Polls may look tight right now in the presidential race, but Cuauhtemoc “Temo” Figueroa, a man who’s had several key positions in the Obama campaign –he was national field director and is now head of Latino outreach- talks confidently about, “paths to victory,” and, “expanding the universe,” of voters.

“We don’t want to go to bed on election night hoping Ohio or Florida are gonna come our way, like the last two election cycles,” says Figueroa, while he dips his fork into a seared tuna salad at a restaurant in San Diego on a recent afternoon. “We want to create different paths to victory and if we don’t win Ohio, or Florida, there’s other ways.”

Figueroa says that that the path to victory will mean, “focusing like a laser beam on four states that have a lot of Latino voters, and that were won by Bush in the last election: Colorado, New Mexico, Nevada and Florida.”

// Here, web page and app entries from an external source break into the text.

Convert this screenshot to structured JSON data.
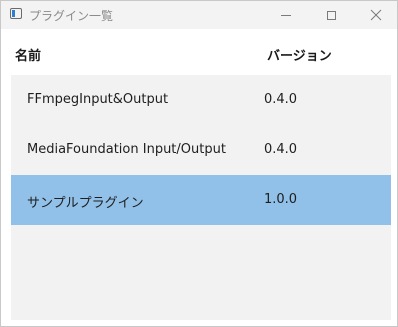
{
  "window": {
    "title": "プラグイン一覧"
  },
  "table": {
    "headers": {
      "name": "名前",
      "version": "バージョン"
    },
    "rows": [
      {
        "name": "FFmpegInput&Output",
        "version": "0.4.0",
        "selected": false
      },
      {
        "name": "MediaFoundation Input/Output",
        "version": "0.4.0",
        "selected": false
      },
      {
        "name": "サンプルプラグイン",
        "version": "1.0.0",
        "selected": true
      }
    ]
  },
  "colors": {
    "selection": "#91c0e8",
    "list_background": "#f2f2f2",
    "titlebar_background": "#f3f3f3"
  },
  "icons": {
    "app": "app-window-icon",
    "minimize": "minimize-icon",
    "maximize": "maximize-icon",
    "close": "close-icon"
  }
}
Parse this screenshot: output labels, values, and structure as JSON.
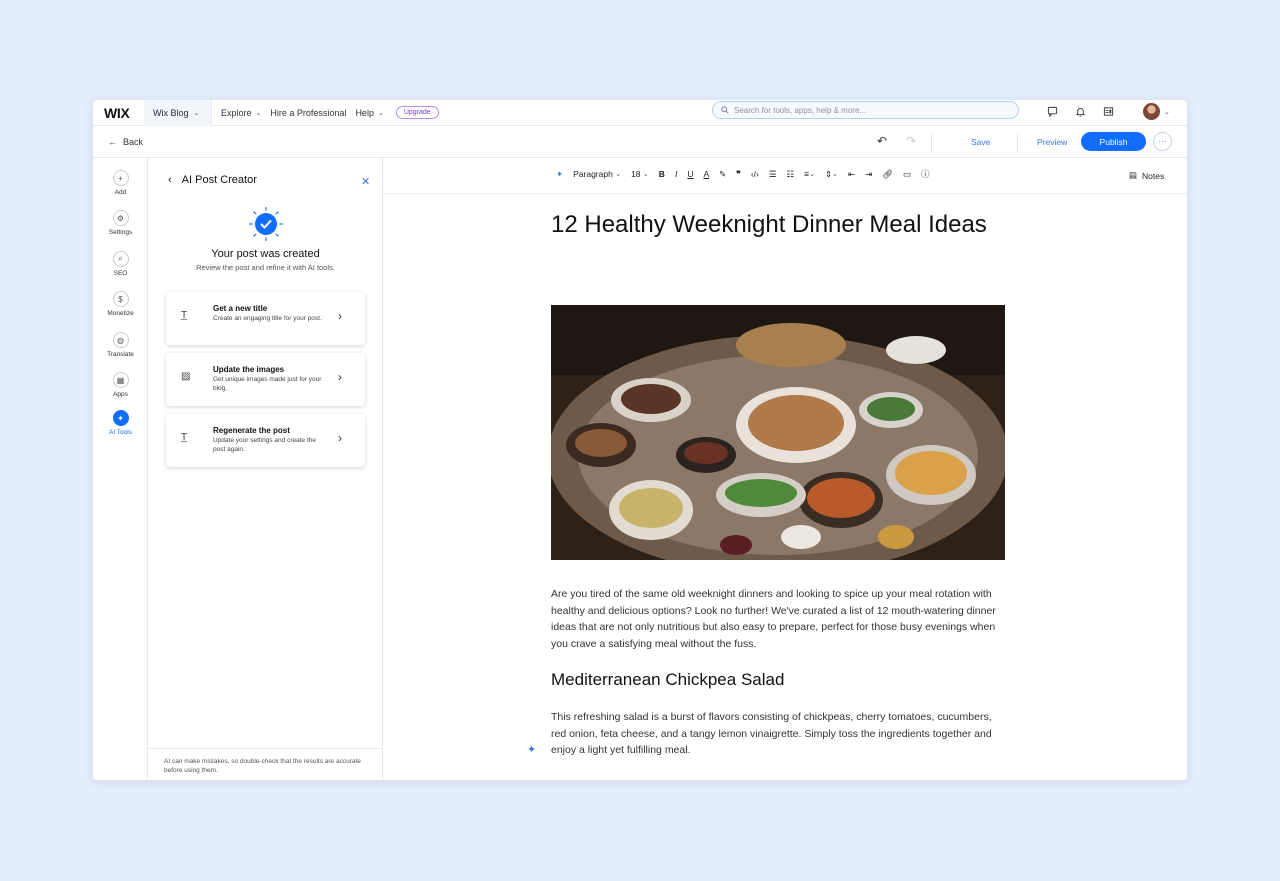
{
  "topbar": {
    "logo": "WIX",
    "site": "Wix Blog",
    "nav": [
      "Explore",
      "Hire a Professional",
      "Help"
    ],
    "upgrade": "Upgrade",
    "search_placeholder": "Search for tools, apps, help & more..."
  },
  "actions": {
    "back": "Back",
    "save": "Save",
    "preview": "Preview",
    "publish": "Publish",
    "more": "···"
  },
  "rail": [
    {
      "label": "Add",
      "icon": "plus-icon"
    },
    {
      "label": "Settings",
      "icon": "gear-icon"
    },
    {
      "label": "SEO",
      "icon": "search-icon"
    },
    {
      "label": "Monetize",
      "icon": "dollar-icon"
    },
    {
      "label": "Translate",
      "icon": "globe-icon"
    },
    {
      "label": "Apps",
      "icon": "apps-icon"
    },
    {
      "label": "AI Tools",
      "icon": "sparkle-icon"
    }
  ],
  "panel": {
    "title": "AI Post Creator",
    "created_title": "Your post was created",
    "created_sub": "Review the post and refine it with AI tools.",
    "cards": [
      {
        "title": "Get a new title",
        "desc": "Create an engaging title for your post."
      },
      {
        "title": "Update the images",
        "desc": "Get unique images made just for your blog."
      },
      {
        "title": "Regenerate the post",
        "desc": "Update your settings and create the post again."
      }
    ],
    "footer": "AI can make mistakes, so double-check that the results are accurate before using them."
  },
  "toolbar": {
    "style": "Paragraph",
    "size": "18",
    "notes": "Notes"
  },
  "article": {
    "title": "12 Healthy Weeknight Dinner Meal Ideas",
    "intro": "Are you tired of the same old weeknight dinners and looking to spice up your meal rotation with healthy and delicious options? Look no further! We've curated a list of 12 mouth-watering dinner ideas that are not only nutritious but also easy to prepare, perfect for those busy evenings when you crave a satisfying meal without the fuss.",
    "section_title": "Mediterranean Chickpea Salad",
    "section_text": "This refreshing salad is a burst of flavors consisting of chickpeas, cherry tomatoes, cucumbers, red onion, feta cheese, and a tangy lemon vinaigrette. Simply toss the ingredients together and enjoy a light yet fulfilling meal."
  },
  "colors": {
    "accent": "#116dff",
    "background": "#e4eefc"
  }
}
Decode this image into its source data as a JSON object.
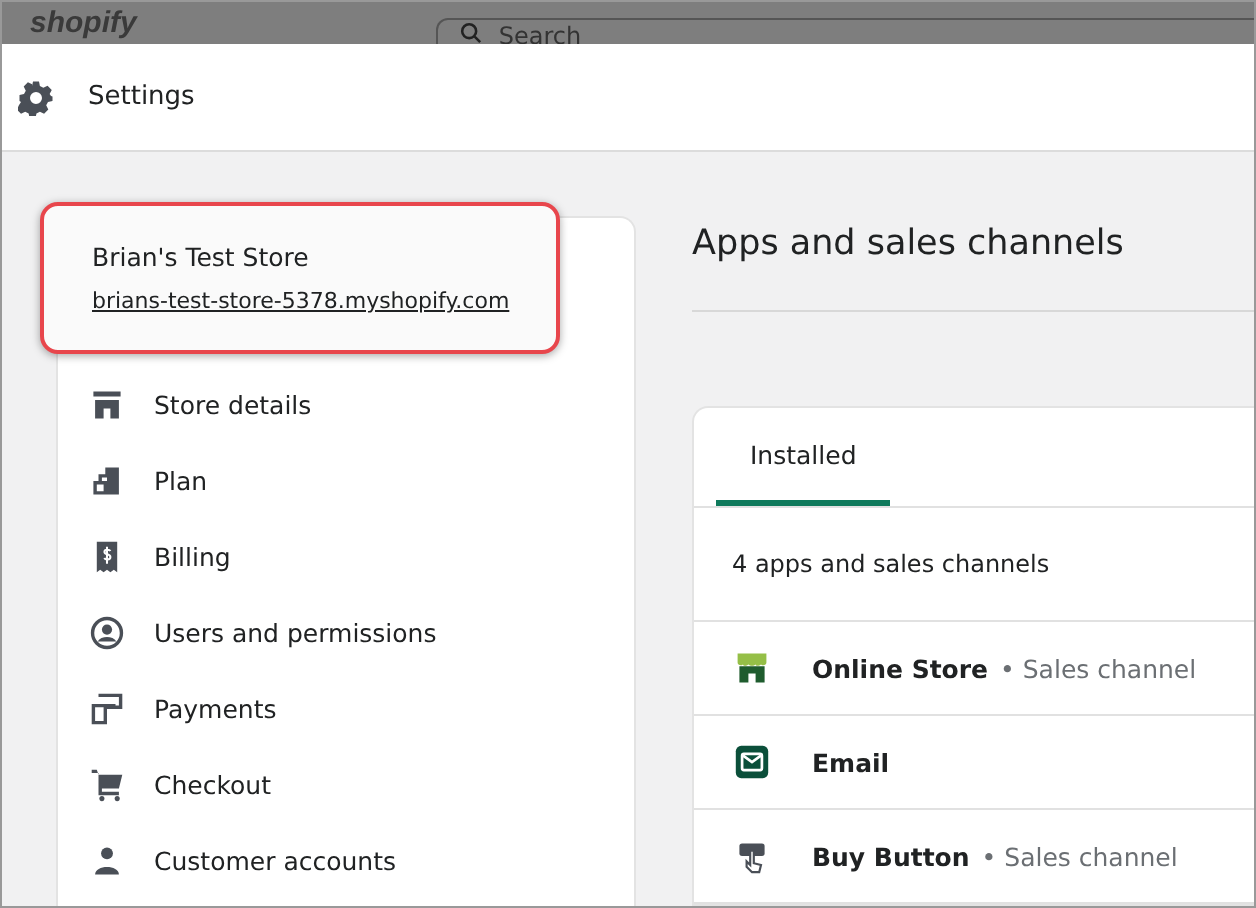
{
  "top_bar": {
    "logo": "shopify",
    "search": {
      "placeholder": "Search"
    }
  },
  "header": {
    "title": "Settings"
  },
  "store": {
    "name": "Brian's Test Store",
    "url": "brians-test-store-5378.myshopify.com",
    "highlighted": true
  },
  "nav": [
    {
      "label": "Store details"
    },
    {
      "label": "Plan"
    },
    {
      "label": "Billing"
    },
    {
      "label": "Users and permissions"
    },
    {
      "label": "Payments"
    },
    {
      "label": "Checkout"
    },
    {
      "label": "Customer accounts"
    }
  ],
  "main": {
    "title": "Apps and sales channels",
    "tabs": [
      {
        "label": "Installed",
        "selected": true
      }
    ],
    "count": "4 apps and sales channels",
    "apps": [
      {
        "name": "Online Store",
        "type": "• Sales channel"
      },
      {
        "name": "Email"
      },
      {
        "name": "Buy Button",
        "type": "• Sales channel"
      }
    ]
  }
}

His comments reflect the oft-repeated claim by the campaign that they can change the electoral map in 2008. The path to victory though, doesn’t necessarily mean expanding the map. Figueroa doesn’t believe that Obama can win Florida but he does think they can win 2 or 3 Western states if they drive up turnout.


The Inside Scoop on La Raza and Latino Outreach by the Presidential Candidates

Despite appearances and poll numbers, neither presidential candidate has a lock on the Latino vote. The National Council of La Raza convention in San Diego, which just ended yesterday (7/15/08), showed that both candidates have to overcome a strong measure of doubt among Latinos – Obama because of his race and the bitter primary battle, and McCain because of his backtracking on immigration reform.

Obama appeared first, on Sunday, and McCain the next day. They were both well received but not with the same fervor: Obama got a bigger crowd, strongest applause, and two times more press.

By the time McCain came around on Monday, the press corps was diminished greatly, many activists didn’t show up for lunch –the overflow room that was full on Sunday was virtually empty on Monday- and the excitement level had noticeably dropped.

It’s completely anecdotal evidence, of course, but it shows that the Latino groups and activist crowd that usually attend the NCLR conferences support what the polls are saying. The latest Gallup Poll of Latinos shows a 30 point difference in support between Obama and McCain. Obama is getting close to 60 percent and McCain has about 29 percent. (more…)

McCain’s Gamble on Colombia

Senator and Republican presidential candidate John McCain is betting he can win the election using what he believes is his strongest suit: national security and foreign policy. It’s probably his best bet, but a risky one. (more…)